Tuesday, March 2, 2010

The Farmville Files: An Urban Rural Perspective

Further Findings by Ian Halbert

Exhibit G: Further evidence can be found in Industrial Food’s “Supermarket Pastoral” – Michael Pollan’s term for the images of rustic barns, cows and farmers used to sell us our heavily processed and industrialized meat and produce.

Exhibit H: But farms have a fighting chance, due in large part to a renewed interest in food and agricultural issues in urban areas. There is a movement to bring the country to the city with vertical gardening and there is also a healthy cohort of young urbanites actually leaving the city for rural areas to revive lost food arts or agricultural practices. Wendell Berry would be the best example of setting a trend years before it became one, by leaving NYC for the confines of Port Royal, KY. Others have followed in suit, if not in style: we have no other comparable body of moral and agrarian writing. Nevertheless, over the years, we have been getting better and better pork, cheese and produce from those willing to take up again responsible agriculture and animal husbandry.

You can find a good deal of that artisanal cheese at Formaggio Kitchen. For a brief while, I volunteered on weekends at Formaggio here in Cambridge, MA. Formaggio is easily the largest and most well-regarded cheesemonger in the United States, with an average of almost 300 cheeses from across Europe and the United States regularly in stock, many of which are exclusive to Formaggio. It is also the only cheesemonger in the U.S. which has a cheese cave for aging and finishing the cheeses (a process called affinage, during which every wheel of cheese must be weekly turned and the cave scrubbed of all cheese mites – a chore I have had the pleasure of doing). You can take a video tour of the store here (mid-page).

Exhibit I: Among the American producers whose cheese Forgaggio carries is Twig Farm, located in Vermont and started by Michael Lee and Emily Sunderman. Mr. Lee got his start in cheese managing Formaggio’s sister store in Boston’s South End, before the pair headed north for more rustic digs. 

Exhibit J: This phenomenon surrounding cheese is most vividly described by the author Brad Kessler in his wonderful book Goatsong. Mr. Kessler himself left NYC for Vermont to raise goats and make cheese. Part memoir, part history lesson, Goatsong catalogues Kessler’s trouble and joy in raising goats and making cheese. Though the opportunity for Romanticism abounds, Kessler does not skimp on the details of the actual dirt of rural work – as in the following excerpt from his adventure in finding a bull goat to mate with his does:

“Mary Beth approached Goliath. He eyed the does on the opposite side of the fence. Then he reached back toward his stiffened penis, lifted a hind leg, and shot urine into his mouth. Urine dripped down his beard, and he turned and stared at Mary Beth" (pp. 27-28).

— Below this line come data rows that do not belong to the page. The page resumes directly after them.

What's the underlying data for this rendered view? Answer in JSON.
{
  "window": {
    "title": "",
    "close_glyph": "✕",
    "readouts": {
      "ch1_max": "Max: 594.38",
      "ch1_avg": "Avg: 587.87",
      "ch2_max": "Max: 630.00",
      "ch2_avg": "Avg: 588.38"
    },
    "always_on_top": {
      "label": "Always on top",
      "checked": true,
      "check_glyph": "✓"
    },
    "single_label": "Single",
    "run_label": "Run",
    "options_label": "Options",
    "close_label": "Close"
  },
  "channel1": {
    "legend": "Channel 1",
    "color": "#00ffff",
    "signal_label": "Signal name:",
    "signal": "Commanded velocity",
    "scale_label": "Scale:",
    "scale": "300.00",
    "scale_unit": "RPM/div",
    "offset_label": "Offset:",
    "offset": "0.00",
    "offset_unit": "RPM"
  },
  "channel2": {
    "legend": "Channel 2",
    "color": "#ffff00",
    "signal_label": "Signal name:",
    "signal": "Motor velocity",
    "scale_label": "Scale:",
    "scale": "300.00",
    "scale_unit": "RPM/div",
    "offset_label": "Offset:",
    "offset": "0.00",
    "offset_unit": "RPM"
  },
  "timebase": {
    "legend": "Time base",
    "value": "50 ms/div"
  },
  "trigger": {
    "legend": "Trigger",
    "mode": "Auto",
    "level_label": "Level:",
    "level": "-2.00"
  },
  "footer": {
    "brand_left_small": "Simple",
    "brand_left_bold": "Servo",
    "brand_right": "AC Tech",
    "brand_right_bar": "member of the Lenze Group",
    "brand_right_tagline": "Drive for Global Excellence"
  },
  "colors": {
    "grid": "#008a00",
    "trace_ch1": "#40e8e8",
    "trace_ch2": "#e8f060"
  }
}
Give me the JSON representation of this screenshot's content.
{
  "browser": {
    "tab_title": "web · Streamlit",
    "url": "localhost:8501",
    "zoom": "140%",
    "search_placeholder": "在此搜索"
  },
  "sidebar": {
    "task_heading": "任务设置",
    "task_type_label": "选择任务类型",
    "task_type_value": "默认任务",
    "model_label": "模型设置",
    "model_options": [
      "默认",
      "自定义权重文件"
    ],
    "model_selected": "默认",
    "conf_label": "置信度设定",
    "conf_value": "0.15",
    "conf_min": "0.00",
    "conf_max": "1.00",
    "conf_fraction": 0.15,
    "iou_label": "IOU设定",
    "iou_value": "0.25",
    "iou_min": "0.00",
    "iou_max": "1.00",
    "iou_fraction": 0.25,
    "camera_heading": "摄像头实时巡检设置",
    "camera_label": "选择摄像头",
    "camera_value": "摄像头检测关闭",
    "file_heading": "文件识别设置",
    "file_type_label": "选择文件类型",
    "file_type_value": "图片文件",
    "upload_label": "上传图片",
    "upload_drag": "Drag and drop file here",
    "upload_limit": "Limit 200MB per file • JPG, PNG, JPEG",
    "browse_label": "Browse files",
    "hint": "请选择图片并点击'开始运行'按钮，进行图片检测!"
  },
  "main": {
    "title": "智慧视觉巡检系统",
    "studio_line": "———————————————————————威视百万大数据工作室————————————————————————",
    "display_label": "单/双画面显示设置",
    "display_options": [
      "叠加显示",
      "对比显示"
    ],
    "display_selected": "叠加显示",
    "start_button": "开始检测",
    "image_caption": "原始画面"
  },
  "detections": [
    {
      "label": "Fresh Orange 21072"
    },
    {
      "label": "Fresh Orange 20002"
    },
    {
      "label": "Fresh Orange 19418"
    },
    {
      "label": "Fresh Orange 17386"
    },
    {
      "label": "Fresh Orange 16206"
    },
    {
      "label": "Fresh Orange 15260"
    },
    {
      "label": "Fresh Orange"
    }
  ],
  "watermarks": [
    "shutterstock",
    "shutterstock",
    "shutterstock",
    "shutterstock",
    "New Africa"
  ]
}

From this episode, Kessler goes on to discuss the derivation of the word “horny” and the Graeco-Roman god Pan, famous for his licentiousness. It is a particular strength of Kessler’s book that such episodes of agricultural realia are followed by explorations of the philological, literary, artistic or cultural history of agriculture. The title itself points us toward that end: goatsong is a literal approximation of the Greek word tragoidia or our tragedy. Kessler’s point of view – one shared by an increasing number of urban people – is that art is a product of its environment. Who knows, perhaps among the Vermont cheesemakers there skulks a second Hesiod or Vergil!